Over the years, freight forwarding costs have steadily declined as shippers continuously undercut each other in attempts to win and keep business from multiple clients. In 2014, containers were still shipping in a solidly four digit range on the left side of the decimal point, a healthy range that sustained and paid everyone for the job. As of 2016, it is almost like a rare Mew Pokémon sighting to see anything more than three digits on the left side of the decimal point. As of March 2016, a 40’ container from Shenzhen to Rotterdam cost less than a car payment for most people at $400 – which barely covers the cost of fuel, handling, and fees. In fact, prices have gone so low, that it would be cheaper to put your personal belongings in a shipping container as it sales around the world than to keep it in a local mini-storage facility.

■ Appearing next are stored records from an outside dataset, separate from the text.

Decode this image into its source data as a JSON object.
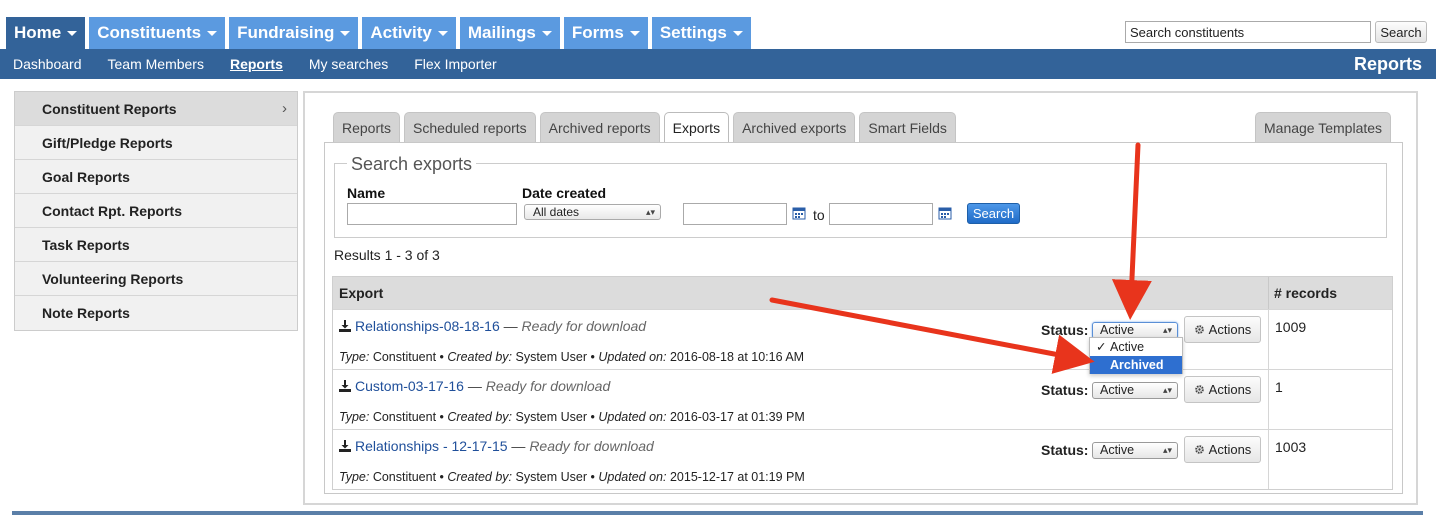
{
  "main_nav": {
    "tabs": [
      {
        "label": "Home",
        "active": true
      },
      {
        "label": "Constituents",
        "active": false
      },
      {
        "label": "Fundraising",
        "active": false
      },
      {
        "label": "Activity",
        "active": false
      },
      {
        "label": "Mailings",
        "active": false
      },
      {
        "label": "Forms",
        "active": false
      },
      {
        "label": "Settings",
        "active": false
      }
    ],
    "search_value": "Search constituents",
    "search_button": "Search"
  },
  "sub_nav": {
    "links": [
      "Dashboard",
      "Team Members",
      "Reports",
      "My searches",
      "Flex Importer"
    ],
    "active": "Reports",
    "title": "Reports"
  },
  "sidebar": {
    "items": [
      {
        "label": "Constituent Reports",
        "active": true,
        "chevron": "›"
      },
      {
        "label": "Gift/Pledge Reports",
        "active": false
      },
      {
        "label": "Goal Reports",
        "active": false
      },
      {
        "label": "Contact Rpt. Reports",
        "active": false
      },
      {
        "label": "Task Reports",
        "active": false
      },
      {
        "label": "Volunteering Reports",
        "active": false
      },
      {
        "label": "Note Reports",
        "active": false
      }
    ]
  },
  "tabs": {
    "items": [
      "Reports",
      "Scheduled reports",
      "Archived reports",
      "Exports",
      "Archived exports",
      "Smart Fields"
    ],
    "active": "Exports",
    "right": "Manage Templates"
  },
  "search_exports": {
    "legend": "Search exports",
    "name_label": "Name",
    "date_label": "Date created",
    "date_select": "All dates",
    "to_label": "to",
    "button": "Search"
  },
  "results_text": "Results 1 - 3 of 3",
  "table": {
    "col_export": "Export",
    "col_records": "# records",
    "status_label": "Status:",
    "actions_label": "Actions",
    "meta_labels": {
      "type": "Type:",
      "created_by": "Created by:",
      "updated_on": "Updated on:"
    },
    "rows": [
      {
        "name": "Relationships-08-18-16",
        "status_text": "Ready for download",
        "type": "Constituent",
        "created_by": "System User",
        "updated_on": "2016-08-18 at 10:16 AM",
        "status_value": "Active",
        "records": "1009"
      },
      {
        "name": "Custom-03-17-16",
        "status_text": "Ready for download",
        "type": "Constituent",
        "created_by": "System User",
        "updated_on": "2016-03-17 at 01:39 PM",
        "status_value": "Active",
        "records": "1"
      },
      {
        "name": "Relationships - 12-17-15",
        "status_text": "Ready for download",
        "type": "Constituent",
        "created_by": "System User",
        "updated_on": "2015-12-17 at 01:19 PM",
        "status_value": "Active",
        "records": "1003"
      }
    ]
  },
  "status_dropdown": {
    "options": [
      {
        "label": "Active",
        "checked": true
      },
      {
        "label": "Archived",
        "highlighted": true
      }
    ]
  },
  "colors": {
    "nav_blue": "#5b9ae0",
    "nav_dark": "#336399",
    "link": "#1f4f9a",
    "annotation_arrow": "#e8341c"
  }
}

As Hanjin’s impact is still developing and slowly trickling out, railways, terminal operators, and container lessors are price gouging the South Korean Line’s shippers by asking cargo owners to pay more than usual to bring freight into US ports after Hanjin filed for bankruptcy. Others are feeling the burn as many transportation providers have refused to touch the South Korean carrier’s assets and unpaid fees are piling up. “If you think about it, these were normal prices back two, three years ago. $1,200, $1,500, $1,800, this was all standard pricing. You have to understand, we WANT the shipping lines to stay open so they can move our cargo, because without them, we would all be screwed. The market is trying to right itself again right now.” said a senior executive of an US based NVOCC who declined to be identified.
With this crisis looking like it will be going on for a while, complaints of inappropriate pricing practices related to Hanjin’s cargo are starting to bubble up. With trucking companies that regularly haul Hanjin cargo at the brink of losing thousands of dollars since a normal billing payment cycle for goods hauled averages 60 days after goods are received. With no formal channels in the United States other than bankruptcy proceedings to pursue their claims, it seems like everyone in getting the short end of the stick as various companies keep a tight hold on all current Hanjin containers in hand and refuse to release unless steep prices are first paid up front. “Based on past experience during tumultuous times, we know that ocean carriers and marine terminal operators begin charging detention and demurrage charges that become extremely expensive in short order.” FMC Commissioner William P. Doyle says. “Although Hanjin believes such price gouging is wholly inappropriate and has tried to intervene (including notifying the Federal Maritime Commission), there is nothing more Hanjin or the Foreign Administrator can do,” Hanjin said in a court filing last Thursday.
Shippers are being pushed and encouraged to take a good look at the financial health of their carriers prior to committing their cargo, which proves to be more complicated than it seems at first glance. Even if a shipper were to select a healthy carrier, there are a few members in each of the three alliances, 2M, Ocean, and THE Alliance, that are fiscally unsound, and there is never a guarantee that a shipper’s cargo will travel on any particular carrier. “Many shippers are having to reassess their tactics. Do we go by carrier or by alliance? That is important so we can keep a balance of the service requirements we need and the ships that are going to deliver our products. There is sufficient competition between carriers to ensure we have enough choice. We look at the financial strength of an organization, their ability to invest, the quality of customer service. Price shouldn’t be the sole determinant.” Says John McCauley, Vice President of transportation and logistics at Cargill. However, this peak season, it looks like money, and how much money a company is willing to part with, will be the sole factor of whether large Hanjin shippers such as LG and Samsung will be getting their Thanksgiving, Black Friday, and Christmas shipments in before the holidays.